- Slides: 7
Social Inclusion Conference, Zagreb, 5 November 2010 Information on social rights – improving information and inclusion of users Mat Kinton, Policy Analyst, Care Quality Commission, UK.
http: //www. centreformentalhealth. org. uk/news/2008_services_need_radical_changes. aspx
‘Recovery’ is about… • …building a meaningful and satisfying life, as defined by the person themselves, whether or not there are ongoing or recurring symptoms or problems. • … discovering or rediscovering a sense of personal identity, separate from illness or disability. • …being able to take on meaningful and satisfying social roles within local communities, rather than in segregated services. • …self-management, encouraged and facilitated by services.
Making Recovery a Reality “Recovery is a truly radical idea.

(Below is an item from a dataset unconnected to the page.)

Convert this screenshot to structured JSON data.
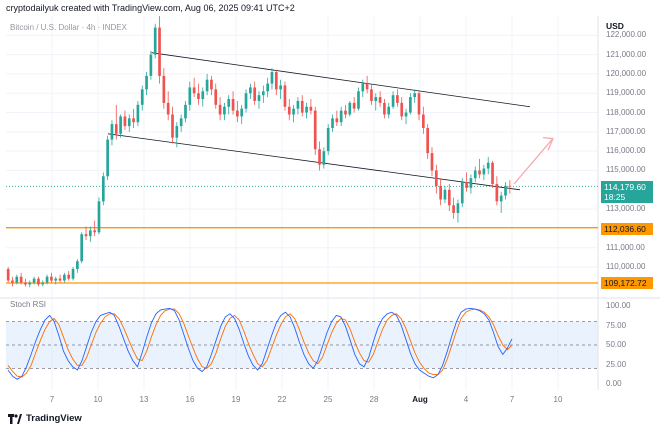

It turns mental health services' priorities on their heads. Traditional services wait until a person's illness is cured before helping them to get their life back. Recovery-focused services aim from day one to help people to build a life for themselves. The medical care they give is in support of that bigger purpose”. Jed Boardman, psychiatrist & report author
Criticisms of recovery model • Danger of excluding people with more profound disabilities, and the institutions that they are in. • Can be used as a cover for poor services – for closing institutions without adequate community services
Practical measures • Information for users on clinical, legal and social aspects of their care. • User involvement in care-planning at all levels. • Care plans to aim for goals established by uses themselves. • Care plans for hospitalised users to focus on discharge from hospital / reintegration to community from point of admission.
mat. [email protected] org. uk www. cqc. org. uk/mentalhealthactannualreport 2009 -10/reporthome. cfm